It took only one official visit for ESPN 100 small forward Wayne Selden to find the right spot to play college basketball.
The nation's No. 14 overall recruit in the Class of 2013 committed to Kansas on Monday.
After attending Late Night in the Phog -- Kansas' Midnight Madness celebration -- over the weekend, Selden knew Kansas was where he wanted to be and chose the Jayhawks over Syracuse, Florida, Missouri and UCLA.
"It is the right fit for me as a person and a player," said Selden, a Boston native who plays high school ball at the Tilton School in New Hampshire. "When we walked in the arena (for Late Night in the Phog), the roar of the crowd was insane. I was filled with excitement and to a certain extent overwhelmed."
The Jayhawks, who move to No. 2 in the 2013 class rankings behind Kentucky, are now loaded on the perimeter for the future, as Selden will join fellow ESPN 100 recruits Conner Frankamp, a point guard out of Wichita, Kan., and Brannen Greene, a shooting guard from Monroe, Ga. In addition, Kansas has a commitment from two-star point guard Frank Mason of Petersburg, Va.
Selden believes that attending the Tilton School has prepared him for this decision, as he is comfortable in a small-town setting.
"Growing up in the city (Boston), which I love, but there are always distractions both positive and negative," Selden said. "Tilton helped me stay focused on academics and basketball. Lawrence, Kansas, is a great college town and has the same feeling as Tilton."
The 6-foot-5, 220-pound Selden has dominated high school and the summer circuit thanks to his size and strength.
This past spring and summer Selden started to make individual improvements with the help of Steve Hailey, a former Boston College player who trains him. He and Hailey worked together to enhance his scoring and ballhandling skills.
Selden is also a good passer with terrific vision and unselfishness. In addition, his long-range jumper is now a weapon and no longer a weakness. Whether it's a drive, post up or an offensive rebound, when he gets near the basket, he can physically punish opponents.
Still, he knows there are holes in his game and understands there is a huge learning curve from prep school to the Big 12.
"I must work on my lateral speed to defend better and keep working on my ballhandling," Selden said.
He will now head to play for one of the most successful coaches in the nation in Bill Self, who Selden hopes will continue to help him improve his game.
"Coach Self is a great coach," Selden said. "They made me feel welcomed and wanted. He has a plan for me."

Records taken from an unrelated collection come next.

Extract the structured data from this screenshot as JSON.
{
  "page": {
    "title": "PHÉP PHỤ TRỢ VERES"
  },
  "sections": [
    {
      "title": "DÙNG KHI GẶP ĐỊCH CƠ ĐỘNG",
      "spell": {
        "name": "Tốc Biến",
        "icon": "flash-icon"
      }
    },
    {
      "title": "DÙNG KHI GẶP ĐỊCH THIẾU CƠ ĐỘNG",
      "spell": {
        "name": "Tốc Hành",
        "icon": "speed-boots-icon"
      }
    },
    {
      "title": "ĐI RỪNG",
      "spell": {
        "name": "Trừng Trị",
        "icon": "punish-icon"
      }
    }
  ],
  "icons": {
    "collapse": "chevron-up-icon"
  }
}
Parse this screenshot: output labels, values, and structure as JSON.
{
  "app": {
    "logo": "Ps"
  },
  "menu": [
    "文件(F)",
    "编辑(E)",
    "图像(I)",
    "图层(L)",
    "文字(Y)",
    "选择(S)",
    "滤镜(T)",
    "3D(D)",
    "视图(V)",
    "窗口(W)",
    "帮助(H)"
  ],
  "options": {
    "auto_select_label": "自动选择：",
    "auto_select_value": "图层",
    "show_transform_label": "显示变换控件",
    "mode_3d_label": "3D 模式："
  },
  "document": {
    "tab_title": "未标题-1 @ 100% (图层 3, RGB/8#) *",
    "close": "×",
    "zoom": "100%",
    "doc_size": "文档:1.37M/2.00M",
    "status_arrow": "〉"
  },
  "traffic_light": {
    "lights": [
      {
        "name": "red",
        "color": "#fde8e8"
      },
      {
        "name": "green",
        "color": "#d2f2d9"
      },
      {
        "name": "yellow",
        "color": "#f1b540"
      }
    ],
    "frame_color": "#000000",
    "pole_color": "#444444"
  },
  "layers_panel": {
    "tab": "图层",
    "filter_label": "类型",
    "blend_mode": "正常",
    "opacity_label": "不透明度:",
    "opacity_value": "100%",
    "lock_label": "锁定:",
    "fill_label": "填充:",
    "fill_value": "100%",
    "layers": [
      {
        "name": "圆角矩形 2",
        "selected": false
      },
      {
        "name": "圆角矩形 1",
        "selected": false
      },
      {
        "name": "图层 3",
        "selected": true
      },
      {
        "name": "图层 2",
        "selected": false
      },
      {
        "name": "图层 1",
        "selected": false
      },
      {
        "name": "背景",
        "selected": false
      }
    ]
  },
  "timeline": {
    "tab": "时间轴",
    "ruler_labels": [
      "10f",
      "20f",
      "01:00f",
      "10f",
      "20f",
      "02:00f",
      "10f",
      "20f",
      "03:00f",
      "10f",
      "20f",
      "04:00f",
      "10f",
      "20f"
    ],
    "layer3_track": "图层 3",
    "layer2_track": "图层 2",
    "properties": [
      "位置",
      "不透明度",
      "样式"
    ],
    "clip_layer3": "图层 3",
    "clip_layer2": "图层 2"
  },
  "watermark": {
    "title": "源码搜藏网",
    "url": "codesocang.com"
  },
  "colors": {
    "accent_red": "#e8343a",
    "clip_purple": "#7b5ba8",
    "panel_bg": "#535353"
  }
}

During his visit to Kansas this past weekend, Selden couldn't help but notice the family atmosphere.
"I noticed the connection between the players, coaches and the fans, as well as the family members of the players," he said. "It was special."